» WHAT YOU NEED TO DO: Type out the entries again, keeping every word unchanged.

[Excerpts from an interface dataset]
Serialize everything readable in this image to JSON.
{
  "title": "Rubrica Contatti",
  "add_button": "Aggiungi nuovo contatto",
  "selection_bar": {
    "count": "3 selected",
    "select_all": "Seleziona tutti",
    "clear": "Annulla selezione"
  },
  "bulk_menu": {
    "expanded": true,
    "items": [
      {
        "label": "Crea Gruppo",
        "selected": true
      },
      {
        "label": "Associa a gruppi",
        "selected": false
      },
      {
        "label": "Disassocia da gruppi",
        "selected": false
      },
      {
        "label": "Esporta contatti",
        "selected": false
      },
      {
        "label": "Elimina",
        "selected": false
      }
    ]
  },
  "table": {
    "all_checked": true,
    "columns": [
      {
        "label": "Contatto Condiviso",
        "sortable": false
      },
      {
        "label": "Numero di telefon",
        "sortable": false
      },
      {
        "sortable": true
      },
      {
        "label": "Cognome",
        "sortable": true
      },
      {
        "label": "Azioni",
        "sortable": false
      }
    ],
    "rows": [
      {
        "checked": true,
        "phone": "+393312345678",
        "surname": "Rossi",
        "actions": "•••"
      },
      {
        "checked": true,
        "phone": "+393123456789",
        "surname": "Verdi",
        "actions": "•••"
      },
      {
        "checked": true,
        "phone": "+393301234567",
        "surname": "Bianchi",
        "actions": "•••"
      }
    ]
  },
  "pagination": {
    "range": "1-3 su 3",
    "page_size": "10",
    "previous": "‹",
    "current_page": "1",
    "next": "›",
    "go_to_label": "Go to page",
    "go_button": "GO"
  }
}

» EXPECTED OUTPUT:
Serialize everything readable in this image to JSON.
{
  "title": "Rubrica Contatti",
  "add_button": "Aggiungi nuovo contatto",
  "selection_bar": {
    "count": "3 selected",
    "select_all": "Seleziona tutti",
    "clear": "Annulla selezione"
  },
  "bulk_menu": {
    "expanded": true,
    "items": [
      {
        "label": "Crea Gruppo",
        "selected": true
      },
      {
        "label": "Associa a gruppi",
        "selected": false
      },
      {
        "label": "Disassocia da gruppi",
        "selected": false
      },
      {
        "label": "Esporta contatti",
        "selected": false
      },
      {
        "label": "Elimina",
        "selected": false
      }
    ]
  },
  "table": {
    "all_checked": true,
    "columns": [
      {
        "label": "Contatto Condiviso",
        "sortable": false
      },
      {
        "label": "Numero di telefon",
        "sortable": false
      },
      {
        "sortable": true
      },
      {
        "label": "Cognome",
        "sortable": true
      },
      {
        "label": "Azioni",
        "sortable": false
      }
    ],
    "rows": [
      {
        "checked": true,
        "phone": "+393312345678",
        "surname": "Rossi",
        "actions": "•••"
      },
      {
        "checked": true,
        "phone": "+393123456789",
        "surname": "Verdi",
        "actions": "•••"
      },
      {
        "checked": true,
        "phone": "+393301234567",
        "surname": "Bianchi",
        "actions": "•••"
      }
    ]
  },
  "pagination": {
    "range": "1-3 su 3",
    "page_size": "10",
    "previous": "‹",
    "current_page": "1",
    "next": "›",
    "go_to_label": "Go to page",
    "go_button": "GO"
  }
}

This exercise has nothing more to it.